All children are also more than welcome to take part in extra curriculum/after school activities.

If there is anything that will make it hard for your child to be included in an activity, we will discuss this with you and see how we can work together to make it possible.

7. What training can the staff access to support children and young people with additional needs?

Both teaching and support staff attend regular training to update their knowledge and skills. There is regular safeguarding and first-aid training and both schools will actively seek training to address any specific needs.

Recent planned staff training has included: peer-assisted learning, “Jump Ahead” training, dyslexia awareness, behaviour management and Language Link training.

6. What services are accessed by the schools if my child needs specialist support?

Both schools have access to a range of specialist services who provide advice to help support children’s additional needs.

These services include: the Educational Psychology Service, speech and language therapists, the Child and Adolescent Mental Health Service (CAMHS), South Downs Outreach Service, Family Health Support Service, parent support advisors, behaviour services, the Virtual School and the Traveller and English as an Additional Language Service, (TEALS).If your child is identified as needing support from one of the above services, a referral will be made in consultation with you.

5. What support will there be for my child’s overall well being?

Both the Infant and Junior Schools value all pupils’ well-being. A Personal, Social and Health Education (PSHE) curriculum is followed in both schools. This gives pupils the chance to think about and discuss issues such as friendship, feelings and how to behave in a range of circumstances.Pupils who are naturally anxious or emotionally vulnerable due to family circumstances may find it difficult to learn. Teachers and support staff will discuss any issues with you and we will work together to help your child.

This may involve time in a nurture group, lunchtime club or after-school activity. Some pupils may have individualised behaviour programmes which include “Good Books” or stickers.

The class teacher has responsibility for the well-being of every child in their class. If you have any concerns, speak to the class teacher first. If further support is needed, the class teacher will speak to the SENCO.

Prescribed medicine can be administered in school with signed parental permission and with the agreement of the headteacher.

There are nominated first aiders in school and several members of staff have first aid training. If your child has significant medical needs, you will need to speak to the SENCO to discuss how we can best support your child. This might include drawing up a Health Care Plan, and seeking advice or training from medical specialists.

4. How will I know how my child is doing and how will you help me to support my child’s learning?

Parkland Infant and Junior Schools believe that partnership between school and parents is key to all pupils’ progress.

Children’s progress is assessed in Reception against the Early Years Foundation Stage (EYFS), and from Year 1 to Year 6 against national curriculum levels. Some children working below national curriculum levels may be assessed using P levels. Your child’s end of year report explains how these levels work and where your child should be at their stage of learning. You can discuss your child’s progress at the regular parent consultation meetings or at any other mutually convenient time.

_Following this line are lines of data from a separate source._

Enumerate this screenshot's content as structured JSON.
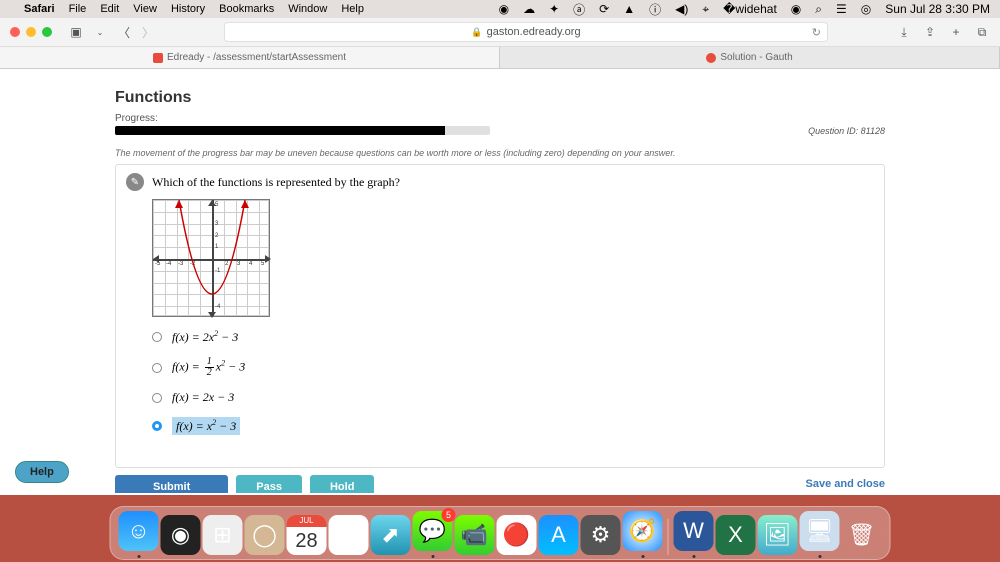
{
  "menubar": {
    "apple": "",
    "appname": "Safari",
    "items": [
      "File",
      "Edit",
      "View",
      "History",
      "Bookmarks",
      "Window",
      "Help"
    ],
    "clock": "Sun Jul 28  3:30 PM"
  },
  "browser": {
    "url": "gaston.edready.org",
    "tab1": "Edready - /assessment/startAssessment",
    "tab2": "Solution - Gauth"
  },
  "page": {
    "title": "Functions",
    "progress_label": "Progress:",
    "question_id": "Question ID: 81128",
    "progress_note": "The movement of the progress bar may be uneven because questions can be worth more or less (including zero) depending on your answer.",
    "question": "Which of the functions is represented by the graph?",
    "options": {
      "a": "f(x) = 2x² − 3",
      "c": "f(x) = 2x − 3",
      "d": "f(x) = x² − 3"
    },
    "selected": 3
  },
  "buttons": {
    "help": "Help",
    "submit": "Submit",
    "pass": "Pass",
    "hold": "Hold",
    "save_close": "Save and close"
  },
  "dock": {
    "cal_month": "JUL",
    "cal_day": "28",
    "badge": "5"
  },
  "chart_data": {
    "type": "line",
    "title": "",
    "xlabel": "",
    "ylabel": "",
    "xlim": [
      -5,
      5
    ],
    "ylim": [
      -5,
      5
    ],
    "function": "y = x^2 - 3",
    "x": [
      -3,
      -2,
      -1,
      0,
      1,
      2,
      3
    ],
    "y": [
      6,
      1,
      -2,
      -3,
      -2,
      1,
      6
    ],
    "vertex": [
      0,
      -3
    ]
  }
}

You may be given suggestions/ideas to support your child at home and if there are issues around health or behaviour, you may be given a home-school book.

If your child needs a higher level of support to make progress, we may invite you to school to develop a School-Based Plan together. These are reviewed annually.

At both schools there are opportunities for “family learning” – courses for parents and carers on, for example, understanding the Foundation Stage, how literacy/maths is taught, how to help your child with language skills etc. Look out for information on these courses or sessions on the schools’ website or information boards.